U.S. flag

An official website of the United States government, Department of Justice.

NCJRS Virtual Library

The Virtual Library houses over 235,000 criminal justice resources, including all known OJP works.
Click here to search the NCJRS Virtual Library

Abused and Neglected Children in Court: Knowledge and Attitudes

NCJ Number
Stephanie D. Block; Howard Oran; Diane Oran; Nikki Baumrind; Gail S. Goodman
Date Published
September 2010
12 pages
Based on interviews of 85 maltreated children in a jurisdiction where children regularly attend their dependency hearings that determine placement decisions, this study examined the children's knowledge and attitudes regarding their court experiences, as well as whether the children desired greater involvement in dependency court decisions regarding their placement.
The study found that the children's mean level of knowledge about the court and its proceedings was quite low and somewhat related to age. Both child and court-related factors predicted attitudes toward the court experience. Regarding child factors, older children were more likely than younger ones to express negative attitudes toward dependency court. When age was statistically controlled, knowledge was related to more positive attitudes toward dependency court. Contrary to prediction, minorities did not have especially negative attitudes toward the dependency court system. The strongest predictor of children's attitudes toward the dependency court was their state anxiety; children who were more anxious at the conclusion of court proceedings had more negative attitudes toward the court experience. Attachment-related anxiety and uncertainty about their future living arrangements related to court outcomes may be factors in negative attitudes about the court. The findings suggest that maltreated children involved in dependency hearings may benefit from being given age-appropriate information about the legal proceedings and its implications for their future. Since the findings indicate that children often want to have greater influence in dependency court decisions, they could benefit from having the opportunity to directly or indirectly, through their attorneys, to express their wishes and concerns. Immediately after attending their dependency court hearings, the children, who were 7-10 years old, were interviewed about their knowledge of, attitudes toward, and participation in the dependency court.
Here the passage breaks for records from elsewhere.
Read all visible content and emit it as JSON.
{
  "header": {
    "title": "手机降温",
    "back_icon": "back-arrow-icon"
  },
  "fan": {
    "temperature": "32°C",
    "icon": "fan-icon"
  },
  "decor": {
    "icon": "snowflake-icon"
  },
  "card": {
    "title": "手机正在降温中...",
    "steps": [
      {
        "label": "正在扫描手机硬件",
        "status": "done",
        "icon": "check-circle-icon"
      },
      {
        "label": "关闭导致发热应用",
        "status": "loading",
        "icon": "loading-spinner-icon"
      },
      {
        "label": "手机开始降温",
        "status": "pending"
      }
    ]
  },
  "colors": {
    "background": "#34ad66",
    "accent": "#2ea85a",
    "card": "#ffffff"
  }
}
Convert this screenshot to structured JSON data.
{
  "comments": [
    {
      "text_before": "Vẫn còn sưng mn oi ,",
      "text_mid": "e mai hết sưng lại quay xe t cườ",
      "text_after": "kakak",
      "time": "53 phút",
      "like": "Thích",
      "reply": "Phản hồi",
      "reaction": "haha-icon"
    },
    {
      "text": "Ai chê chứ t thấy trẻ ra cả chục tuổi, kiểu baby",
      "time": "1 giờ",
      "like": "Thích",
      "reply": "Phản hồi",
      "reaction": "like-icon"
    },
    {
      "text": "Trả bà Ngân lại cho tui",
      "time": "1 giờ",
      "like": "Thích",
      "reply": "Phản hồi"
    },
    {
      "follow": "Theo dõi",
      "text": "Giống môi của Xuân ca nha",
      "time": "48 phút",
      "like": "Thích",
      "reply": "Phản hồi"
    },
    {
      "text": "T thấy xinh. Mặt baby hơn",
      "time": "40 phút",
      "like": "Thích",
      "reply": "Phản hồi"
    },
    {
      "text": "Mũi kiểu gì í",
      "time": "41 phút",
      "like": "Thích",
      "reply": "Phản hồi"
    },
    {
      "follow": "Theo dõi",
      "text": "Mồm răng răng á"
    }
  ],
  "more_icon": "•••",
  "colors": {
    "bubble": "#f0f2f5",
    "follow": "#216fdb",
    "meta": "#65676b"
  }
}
Information was also obtained from the children's court files. 5 tables, 49 references, and appended questionnaire